The recent elevation of Gordon Brown to become prime minister and his recent visit to the United States has posed some queries about how his premiership will shift the UK/US diplomatic relaionship.
As was recently written in the Telegraph
"According to a YouGov poll in Friday's Daily Telegraph, 71 per cent want Mr Brown to "ensure that Britain's Prime Minister and the US President are no longer joined at the hip'."
Electoral dynamics require that he appear to distance himself somewhat from the US in general and President Bush in particular, at least to ensure that the words "Yo Brown!" are never uttered.
They will. Mr Brown wants to win the next election, and win big. But he has no desire to be the first PM since Heath not to form a strong alliance with at least one US president.
The "special relationship" may not be a vote-winner in 2007, but it is as much a part of the office Mr Brown has craved for so long as the keys to Number 10 or weekly audiences with the Queen.
This is a matter of geopolitical practicality as much as historical precedent.
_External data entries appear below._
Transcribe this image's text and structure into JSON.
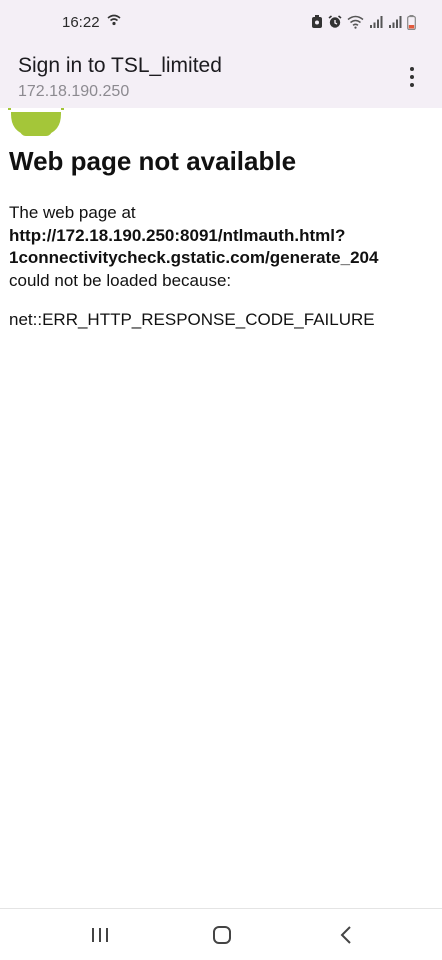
{
  "status_bar": {
    "time": "16:22",
    "icons": [
      "wifi-calling-icon",
      "battery-saver-icon",
      "alarm-icon",
      "wifi-icon",
      "signal-icon",
      "signal-icon",
      "battery-icon"
    ]
  },
  "app_bar": {
    "title": "Sign in to TSL_limited",
    "subtitle": "172.18.190.250",
    "menu_icon": "more-vert-icon"
  },
  "web_page": {
    "heading": "Web page not available",
    "line1": "The web page at",
    "url_line1": "http://172.18.190.250:8091/ntlmauth.html?",
    "url_line2": "1connectivitycheck.gstatic.com/generate_204",
    "line2": "could not be loaded because:",
    "error_code": "net::ERR_HTTP_RESPONSE_CODE_FAILURE"
  },
  "nav_bar": {
    "icons": [
      "recent-apps-icon",
      "home-icon",
      "back-icon"
    ]
  },
  "colors": {
    "app_bar_bg": "#f4eff6",
    "android_green": "#a4c639",
    "text": "#111111",
    "subtitle": "#8c8a90"
  }
}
For all the talk of other alliances and configurations, some of it anti-American, much of it merely priggish, the US-UK military and intelligence partnership is still the only show in town."
It is against this background why Gordon Brown will do what a mediator and negotiator does which is to search for balanced and possibly the paradoxical positions to align the conflicting interests.
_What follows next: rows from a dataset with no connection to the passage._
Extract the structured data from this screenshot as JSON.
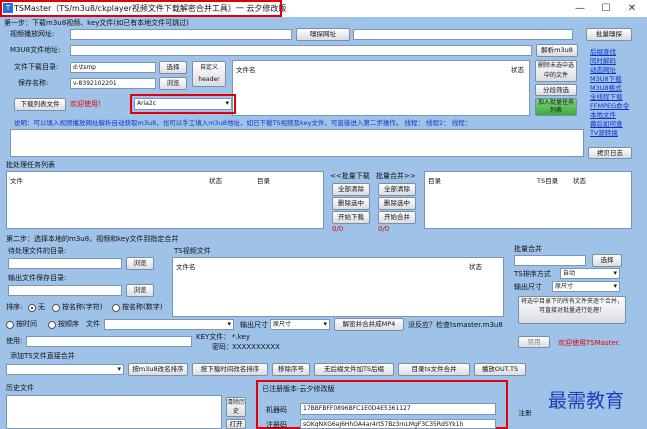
{
  "window": {
    "title": "TSMaster（TS/m3u8/ckplayer视频文件下载解密合并工具）一 云夕修改版",
    "minimize": "—",
    "maximize": "☐",
    "close": "✕"
  },
  "step1": {
    "label": "第一步：下载m3u8视频、key文件(如已有本地文件可跳过)"
  },
  "video_url": {
    "label": "视频播放网址:",
    "value": "",
    "clean_btn": "嗅探网址",
    "batch_btn": "批量嗅探"
  },
  "m3u8_url": {
    "label": "M3U8文件地址:",
    "value": "",
    "parse_btn": "解析m3u8"
  },
  "download_dir": {
    "label": "文件下载目录:",
    "value": "d:\\tsmp",
    "select_btn": "选择",
    "custom_btn": "自定义header"
  },
  "save_name": {
    "label": "保存名称:",
    "value": "v-8392102201",
    "browse_btn": "浏览"
  },
  "file_list": {
    "col_name": "文件名",
    "col_status": "状态"
  },
  "side_buttons": {
    "delete_unselected": "删除未选中选中的文件",
    "segment_filter": "分段筛选",
    "add_to_queue": "加入批量任务列表"
  },
  "download_row": {
    "btn": "下载列表文件",
    "welcome": "欢迎使用！",
    "engine": "Aria2c"
  },
  "links": [
    "后缀查找",
    "同时解码",
    "动态网址",
    "M3U8下载",
    "M3U8格式",
    "全线程下载",
    "FFMPEG命令",
    "本地文件",
    "幕后如何查",
    "TV源转换"
  ],
  "note": {
    "text": "说明：可以填入视频播放网址解析自动获取m3u8，也可以手工填入m3u8地址，如已下载TS视频及key文件，可直接进入第二步操作。 线程：  线程2：  线程："
  },
  "view_log": "拷贝日志",
  "batch": {
    "title": "批处理任务列表",
    "col_file": "文件",
    "col_status": "状态",
    "col_dir": "目录",
    "download_label": "<<批量下载",
    "start_all": "全部清除",
    "delete_selected": "删除选中",
    "start_download": "开始下载",
    "count1": "0/0",
    "merge_label": "批量合并>>",
    "merge_all": "全部清除",
    "merge_delete": "删除选中",
    "start_merge": "开始合并",
    "count2": "0/0",
    "col_dir2": "目录",
    "col_ts": "TS目录",
    "col_status2": "状态"
  },
  "step2": {
    "label": "第二步：选择本地的m3u8，视频和key文件到指定合并"
  },
  "pending": {
    "label": "待处理文件的目录:",
    "value": "",
    "browse_btn": "浏览"
  },
  "output_dir": {
    "label": "输出文件保存目录:",
    "value": "",
    "browse_btn": "浏览"
  },
  "ts_list": {
    "title": "TS视频文件",
    "col_name": "文件名",
    "col_status": "状态"
  },
  "sort": {
    "label": "排序:",
    "opt_none": "无",
    "opt_name_char": "按名称(字符)",
    "opt_name_num": "按名称(数字)"
  },
  "by_time": {
    "opt_time": "按时间",
    "opt_order": "按顺序",
    "file_label": "文件"
  },
  "key_info": {
    "key_label": "KEY文件：",
    "key_value": "*.key",
    "pass_label": "密码：",
    "pass_value": "XXXXXXXXXX"
  },
  "output_size": {
    "label": "输出尺寸",
    "value": "原尺寸",
    "decrypt_btn": "解密并合并成MP4",
    "hint": "没反应？检查tsmaster.m3u8"
  },
  "use": {
    "label": "使用:",
    "value": ""
  },
  "merge_panel": {
    "title": "批量合并",
    "select_btn": "选择",
    "ts_sort_label": "TS排序方式",
    "ts_sort_value": "自动",
    "out_size_label": "输出尺寸",
    "out_size_value": "原尺寸",
    "merge_btn": "将选中目录下的所有文件夹逐个合并，可直接对批量进行处理！"
  },
  "bottom_right": {
    "disable_btn": "禁用",
    "welcome": "欢迎使用TSMaster."
  },
  "add_ts": {
    "label": "添加TS文件直接合并",
    "btn1": "按m3u8改名排序",
    "btn2": "按下载时间改名排序",
    "btn3": "移除序号",
    "btn4": "无后缀文件加TS后缀",
    "btn5": "目录ts文件合并",
    "btn6": "播放OUT.TS"
  },
  "history": {
    "label": "历史文件",
    "clear_btn": "清除历史",
    "open_btn": "打开"
  },
  "register": {
    "title": "已注册版本-云夕修改版",
    "machine_label": "机器码",
    "machine_value": "17BBFBFF0896BFC1E0D4E5361127",
    "code_label": "注册码",
    "code_value": "sOKqNXG6aJ6HhOA4ar4rt57Bz3rnLMgF3C35RdSYk1h",
    "register_btn": "注册"
  },
  "watermark": "最需教育"
}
In other words, he make "positive" statements on Iraq but will use different language and make subtly different decisons to his predecessor, Mr. Blair. However there will be no clean break and whilst there will be a shift in style the changes in substance will be less.
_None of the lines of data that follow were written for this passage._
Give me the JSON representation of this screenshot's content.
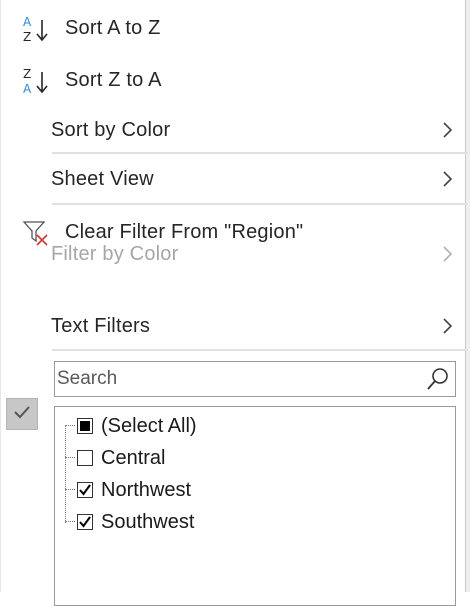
{
  "menu": {
    "sort_a_z": "Sort A to Z",
    "sort_z_a": "Sort Z to A",
    "sort_by_color": "Sort by Color",
    "sheet_view": "Sheet View",
    "clear_filter": "Clear Filter From \"Region\"",
    "filter_by_color": "Filter by Color",
    "text_filters": "Text Filters"
  },
  "search": {
    "placeholder": "Search"
  },
  "list": {
    "items": [
      {
        "label": "(Select All)",
        "state": "mixed"
      },
      {
        "label": "Central",
        "state": "unchecked"
      },
      {
        "label": "Northwest",
        "state": "checked"
      },
      {
        "label": "Southwest",
        "state": "checked"
      }
    ]
  },
  "colors": {
    "accent_blue": "#2b88d8",
    "clear_red": "#d13438",
    "disabled_text": "#a6a6a6"
  },
  "icons": [
    "sort-a-z-icon",
    "sort-z-a-icon",
    "clear-filter-icon",
    "chevron-right-icon",
    "search-icon",
    "checkmark-icon"
  ]
}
This skill should not be understated.
Often a mediator will use these skills as well. The result being that cases that were headed to litigation and had no prospect of settlement become settled.